There seem to be two opposing ways of dealing with the convergence of leisure, labour, the (illegal) economy and (un)safety in the city at night. In some places the urban nightlife is encouraged, with the ultimate goal of cultivating a marketable 24/7 city. In other places, the nightlife is becoming more strictly regulated, sometimes leading to the dimming of the city’s lights, both literally and figuratively. A combination of the two approaches is also possible. There is a constant negotiation taking place in cities regarding how their nightlife is to be regulated. Besides, the urban night-time and its economy have recently become the subject of intense debates, some of which can be enriching, but others of which overlook the real, slower developments unfolding in cities. It is these connections and sensitivities that the artworks in the exhibition Daily Nightshift question, respond or refer to. The combination of works in the spatial landscape of the exhibition tells a story about how the urban night is used, experienced and regulated today. Every day, every night, shift after shift.
The exhibition Daily Nightshift is the result of a collective project. The project began in May 2019, when a broad range of people living and/or working in Antwerp, including representatives of various organizations, were invited for a workshop at Kunsthal Extra City. The goal was to come together and reflect, across our various disciplines, and to build a bridge between what was going on in the art world and what was going on in the city of today.
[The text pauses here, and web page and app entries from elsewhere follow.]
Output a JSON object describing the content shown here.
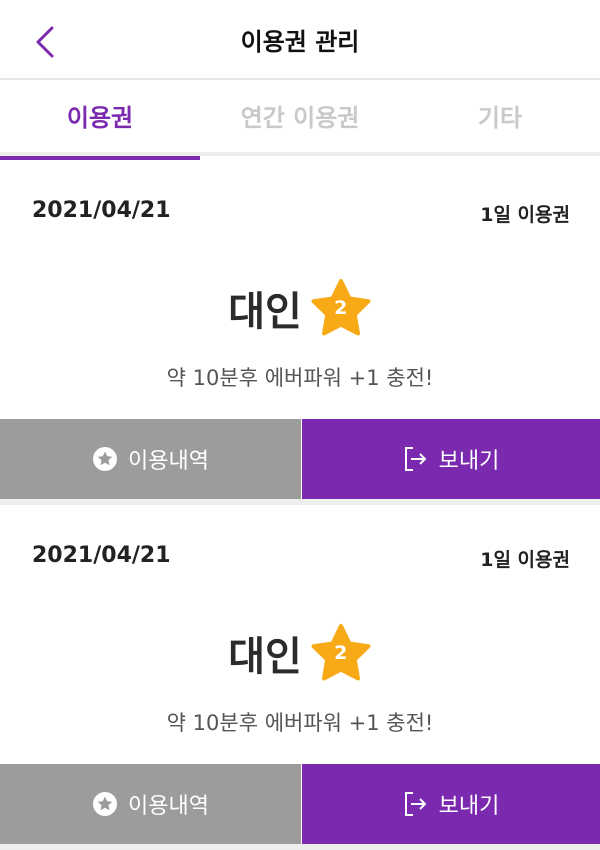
{
  "header": {
    "title": "이용권 관리",
    "back_icon": "chevron-left-icon"
  },
  "tabs": [
    {
      "label": "이용권",
      "active": true
    },
    {
      "label": "연간 이용권",
      "active": false
    },
    {
      "label": "기타",
      "active": false
    }
  ],
  "tickets": [
    {
      "date": "2021/04/21",
      "type": "1일 이용권",
      "name": "대인",
      "star_count": "2",
      "message": "약 10분후 에버파워 +1 충전!",
      "history_button": "이용내역",
      "send_button": "보내기"
    },
    {
      "date": "2021/04/21",
      "type": "1일 이용권",
      "name": "대인",
      "star_count": "2",
      "message": "약 10분후 에버파워 +1 충전!",
      "history_button": "이용내역",
      "send_button": "보내기"
    }
  ],
  "colors": {
    "accent": "#7b2ab0",
    "star": "#f8a916",
    "history_button_bg": "#9c9c9c",
    "tab_inactive": "#c9c9c9"
  }
}
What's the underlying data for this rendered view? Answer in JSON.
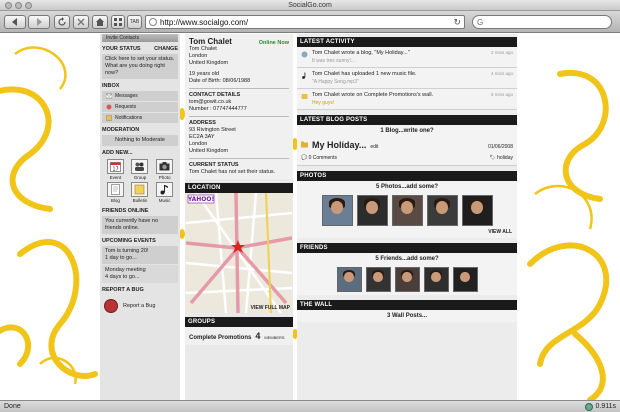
{
  "browser": {
    "title": "SocialGo.com",
    "url": "http://www.socialgo.com/",
    "tab_label": "TAB",
    "search_placeholder": "",
    "status_left": "Done",
    "status_right": "0.911s"
  },
  "left": {
    "invite_label": "Invite Contacts",
    "your_status_label": "YOUR STATUS",
    "change_label": "CHANGE",
    "status_prompt": "Click here to set your status. What are you doing right now?",
    "inbox_label": "INBOX",
    "inbox_items": [
      "Messages",
      "Requests",
      "Notifications"
    ],
    "moderation_label": "MODERATION",
    "moderation_text": "Nothing to Moderate",
    "add_new_label": "ADD NEW...",
    "add_items": [
      "Event",
      "Group",
      "Photo",
      "Blog",
      "Bulletin",
      "Music"
    ],
    "friends_online_label": "FRIENDS ONLINE",
    "friends_online_text": "You currently have no friends online.",
    "upcoming_label": "UPCOMING EVENTS",
    "events": [
      {
        "title": "Tom is turning 20!",
        "when": "1 day to go..."
      },
      {
        "title": "Monday meeting",
        "when": "4 days to go..."
      }
    ],
    "report_label": "REPORT A BUG",
    "report_text": "Report a Bug"
  },
  "profile": {
    "name": "Tom Chalet",
    "online": "Online Now",
    "lines": [
      "Tom Chalet",
      "London",
      "United Kingdom"
    ],
    "age": "19 years old",
    "dob": "Date of Birth: 08/06/1988",
    "contact_label": "CONTACT DETAILS",
    "email": "tom@gowit.co.uk",
    "number": "Number : 07747444777",
    "address_label": "ADDRESS",
    "address": [
      "93 Rivington Street",
      "EC2A 3AY",
      "London",
      "United Kingdom"
    ],
    "current_status_label": "CURRENT STATUS",
    "current_status": "Tom Chalet has not set their status.",
    "location_label": "LOCATION",
    "map_brand": "YAHOO!",
    "view_map": "VIEW FULL MAP",
    "groups_label": "GROUPS",
    "group_name": "Complete Promotions",
    "group_count": "4",
    "group_members": "MEMBERS"
  },
  "right": {
    "activity_label": "LATEST ACTIVITY",
    "activities": [
      {
        "text": "Tom Chalet wrote a blog, \"My Holiday...\"",
        "sub": "It was tres sunny!...",
        "time": "2 mins ago"
      },
      {
        "text": "Tom Chalet has uploaded 1 new music file.",
        "sub": "\"A Happy Song.mp3\"",
        "time": "4 mins ago"
      },
      {
        "text": "Tom Chalet wrote on Complete Promotions's wall.",
        "sub": "Hey guys!",
        "time": "5 mins ago"
      }
    ],
    "blog_label": "LATEST BLOG POSTS",
    "blog_count": "1 Blog...write one?",
    "blog_title": "My Holiday...",
    "blog_edit": "edit",
    "blog_date": "01/06/2008",
    "blog_comments": "0 Comments",
    "blog_tag": "holiday",
    "photos_label": "PHOTOS",
    "photos_count": "5 Photos...add some?",
    "view_all": "VIEW ALL",
    "friends_label": "FRIENDS",
    "friends_count": "5 Friends...add some?",
    "wall_label": "THE WALL",
    "wall_count": "3 Wall Posts..."
  },
  "colors": {
    "accent_yellow": "#f0c419",
    "header_black": "#1a1a1a",
    "online_green": "#2a8a2a"
  }
}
We assessed the urgent themes of today’s cities. These would go on to serve as inspiration for Kunsthal Extra City’s artistic programme in the future. The theme of ‘nightlife’ was chosen for this first exhibition of 2020. In this brochure you can find more information about each artwork. The exhibition follows a fixed route; in this brochure the artists appear in the order you will encounter them in the space. The numbers assigned to the artists in the following pages correspond to the numbers on the labels in the exhibition.
1 ARUP, “Cities Alive: Rethinking the Shades of Night”, 2015, p.13
2 VAN LIEMPT, Ilse, VAN AALST, Irina en SCHWANEN, Tim, “Introduction: Geographies of the Urban Night”, Urban Studies, October 2014
3 BAERT, Denny, “Belgen blijven bij minst flexibele werknemers van Europa, alleen weekendwerk zit wat in de lift”, ‘VRTNWS’, 6 August 2019
4 GLA Economics & Mayor of London, “London at night: an evidence
base for a 24-hour city”, https:// bit.ly/2wYYAQp; London Night Time Commission, “Think Night: London’s Neighbourhoods from 6pm to 6am”, https://bit.ly/38cITCl
5 CRARY, Jonathan, ‘24/7: Late Capitalism and the Ends of Sleep’, Verso, 2014, p. 30
6 ODELL, Jenny, in: COOK, Sarah, ‘24/7: A Wake-up Call for our Non-Stop World’, Somerset House Trust, London, 2019, p. 13
7 CRARY, Jonathan, in: COOK, Sarah, ‘24/7: A Wake-up Call for our Non- Stop World’, Somerset House Trust, London, 2019, p. 137
8 VAN LIEMPT, Ilse, VAN AALST, Irina and SCHWANEN, Tim, “Introduction: Geographies of the Urban Night”, Urban Studies, October 2014
9 DE MUNCK, Bert, “The Prosthetic Paradox”, ‘Angst & Ruimte / Fear & Space’, NAi Publishers, Rotterdam, 2004, pp. 8-15